Alexandre Bissonnette, 28, opened fire on a cold, snowy night at the end of Sunday prayers at Quebec City’s Islamic Cultural Center, a mosque located in a normally quiet neighborhood.

He had initially pleaded not guilty at the start of the trial on Monday on the advice of his lawyers, but apparently had a change of heart.

“I’ve decided to plead guilty to all of the charges ... in order to prevent the families of the victims from having to relive” the horrors of the attack, said Bissonnette, who also faced six counts of attempted murder.

Sobs erupted in the courtroom as Judge Francois Huot accepted Bissonnette’s guilty plea, following a court-ordered psychiatric assessment.

“I find you guilty of these murders,” he said.

Bissonnette, who was a university student at the time of the shooting, could now face a life sentence, or a minimum of 25 years in prison.

In court, Bissonnette - who police say called an emergency line and confessed shortly after the shooting, sobbing over the phone - read aloud from a crumpled piece of paper, saying: “I bitterly regret what I did, the lives that I destroyed.

“I am neither a terrorist, nor an Islamophobe,” he said. “I do not know why I did a foolish thing like that, and still today I’m having a hard time believing it.”

Introverted and educated, Bissonnette had been described after his arrest as a white supremacist opposed to Muslim immigration, but not affiliated with any group.

He told the court on Wednesday how he had been “swept away by fear and by horrible despair that had brought on thoughts of suicide.”
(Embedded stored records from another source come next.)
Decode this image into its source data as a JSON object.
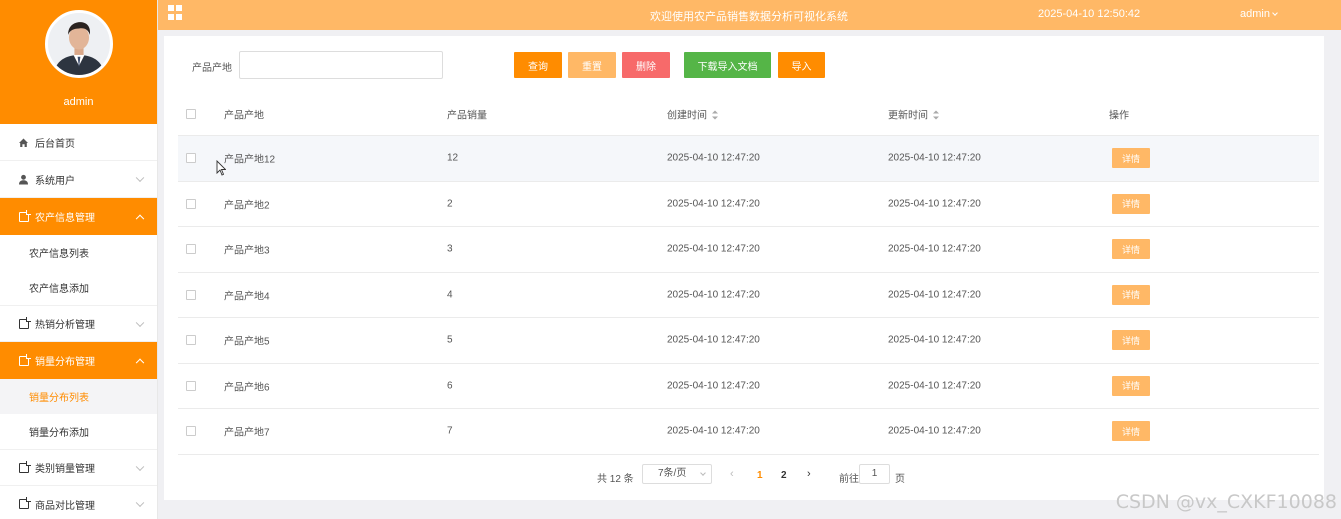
{
  "profile": {
    "name": "admin"
  },
  "topbar": {
    "title": "欢迎使用农产品销售数据分析可视化系统",
    "datetime": "2025-04-10 12:50:42",
    "user": "admin"
  },
  "sidebar": {
    "items": [
      {
        "label": "后台首页",
        "icon": "home-icon"
      },
      {
        "label": "系统用户",
        "icon": "user-icon"
      },
      {
        "label": "农产信息管理",
        "icon": "box-icon",
        "children": [
          "农产信息列表",
          "农产信息添加"
        ]
      },
      {
        "label": "热销分析管理",
        "icon": "box-icon"
      },
      {
        "label": "销量分布管理",
        "icon": "box-icon",
        "children": [
          "销量分布列表",
          "销量分布添加"
        ]
      },
      {
        "label": "类别销量管理",
        "icon": "box-icon"
      },
      {
        "label": "商品对比管理",
        "icon": "box-icon"
      }
    ]
  },
  "search": {
    "label": "产品产地",
    "value": "",
    "placeholder": ""
  },
  "buttons": {
    "query": "查询",
    "reset": "重置",
    "delete": "删除",
    "download": "下载导入文档",
    "import": "导入"
  },
  "table": {
    "columns": [
      "产品产地",
      "产品销量",
      "创建时间",
      "更新时间",
      "操作"
    ],
    "detail_label": "详情",
    "rows": [
      {
        "place": "产品产地12",
        "sales": "12",
        "created": "2025-04-10 12:47:20",
        "updated": "2025-04-10 12:47:20"
      },
      {
        "place": "产品产地2",
        "sales": "2",
        "created": "2025-04-10 12:47:20",
        "updated": "2025-04-10 12:47:20"
      },
      {
        "place": "产品产地3",
        "sales": "3",
        "created": "2025-04-10 12:47:20",
        "updated": "2025-04-10 12:47:20"
      },
      {
        "place": "产品产地4",
        "sales": "4",
        "created": "2025-04-10 12:47:20",
        "updated": "2025-04-10 12:47:20"
      },
      {
        "place": "产品产地5",
        "sales": "5",
        "created": "2025-04-10 12:47:20",
        "updated": "2025-04-10 12:47:20"
      },
      {
        "place": "产品产地6",
        "sales": "6",
        "created": "2025-04-10 12:47:20",
        "updated": "2025-04-10 12:47:20"
      },
      {
        "place": "产品产地7",
        "sales": "7",
        "created": "2025-04-10 12:47:20",
        "updated": "2025-04-10 12:47:20"
      }
    ]
  },
  "pagination": {
    "total": "共 12 条",
    "page_size": "7条/页",
    "pages": [
      "1",
      "2"
    ],
    "current": "1",
    "goto_label": "前往",
    "goto_value": "1",
    "page_suffix": "页"
  },
  "watermark": "CSDN @vx_CXKF10088",
  "colors": {
    "accent": "#ff8c00",
    "accent_light": "#ffb866",
    "danger": "#f76a6a",
    "success": "#55b547"
  }
}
Turning to the families and friends of the victims and survivors packed into the courtroom, he offered an apology but added, “I know my actions are unforgivable.”
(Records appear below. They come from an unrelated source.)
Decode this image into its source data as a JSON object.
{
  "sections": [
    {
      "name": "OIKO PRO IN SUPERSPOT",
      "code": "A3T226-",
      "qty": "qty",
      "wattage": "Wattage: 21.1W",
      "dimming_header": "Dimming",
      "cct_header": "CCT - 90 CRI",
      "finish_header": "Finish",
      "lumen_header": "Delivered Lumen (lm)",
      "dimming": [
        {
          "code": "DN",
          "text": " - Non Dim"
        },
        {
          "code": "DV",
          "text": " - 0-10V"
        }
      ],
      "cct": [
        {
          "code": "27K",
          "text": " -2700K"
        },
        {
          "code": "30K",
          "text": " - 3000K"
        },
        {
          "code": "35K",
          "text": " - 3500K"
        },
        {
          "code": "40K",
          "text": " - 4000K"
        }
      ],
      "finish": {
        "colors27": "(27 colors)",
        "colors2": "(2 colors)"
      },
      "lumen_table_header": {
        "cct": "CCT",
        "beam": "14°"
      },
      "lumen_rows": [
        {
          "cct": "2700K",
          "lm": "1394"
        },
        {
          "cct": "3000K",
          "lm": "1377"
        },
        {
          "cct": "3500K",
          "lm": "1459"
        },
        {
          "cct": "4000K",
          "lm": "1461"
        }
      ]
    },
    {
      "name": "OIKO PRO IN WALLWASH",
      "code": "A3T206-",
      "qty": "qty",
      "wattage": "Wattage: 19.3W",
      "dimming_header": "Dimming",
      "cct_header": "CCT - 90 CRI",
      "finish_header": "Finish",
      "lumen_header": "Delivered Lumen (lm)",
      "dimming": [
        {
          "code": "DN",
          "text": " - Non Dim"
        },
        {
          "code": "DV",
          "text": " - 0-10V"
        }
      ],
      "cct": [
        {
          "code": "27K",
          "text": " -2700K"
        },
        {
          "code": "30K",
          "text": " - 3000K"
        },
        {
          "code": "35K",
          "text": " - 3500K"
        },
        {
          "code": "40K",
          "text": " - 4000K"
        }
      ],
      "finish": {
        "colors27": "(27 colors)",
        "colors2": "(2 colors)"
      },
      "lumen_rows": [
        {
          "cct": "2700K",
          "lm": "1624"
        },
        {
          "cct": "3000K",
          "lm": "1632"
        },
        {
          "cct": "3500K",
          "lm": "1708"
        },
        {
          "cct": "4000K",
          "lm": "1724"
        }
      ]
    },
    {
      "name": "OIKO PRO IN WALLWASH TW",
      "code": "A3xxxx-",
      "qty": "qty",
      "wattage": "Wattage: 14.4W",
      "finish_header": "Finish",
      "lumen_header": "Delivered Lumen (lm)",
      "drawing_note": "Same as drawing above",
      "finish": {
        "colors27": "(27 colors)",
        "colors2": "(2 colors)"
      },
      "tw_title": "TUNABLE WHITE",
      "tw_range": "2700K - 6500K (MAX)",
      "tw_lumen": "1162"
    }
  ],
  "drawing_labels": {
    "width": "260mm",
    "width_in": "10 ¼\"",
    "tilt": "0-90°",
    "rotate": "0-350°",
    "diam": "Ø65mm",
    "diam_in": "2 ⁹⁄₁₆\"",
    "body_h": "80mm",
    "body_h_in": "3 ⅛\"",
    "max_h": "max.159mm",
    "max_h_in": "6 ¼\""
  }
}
The six victims - Ibrahima Barry, Mamadou Tanou Barry, Khaled Belkacemi, Abdelkrim Hassane, Azzeddine Soufiane and Aboubaker Thabti - were Canadian dual nationals born in Algeria (two), Guinea (two), Morocco and Tunisia, and who had long ago resettled in Quebec.

They were a scholar, a butcher, a daycare operator, a food industry worker, a public servant and a computer programmer - all connected by faith.

The president of the mosque, Boufeldja Benabdallah, expressed relief.

“We are satisfied with the verdict,” he said outside the courtroom.

“The evil is done,” he added. “It will be up to the families to decide whether to forgive him.”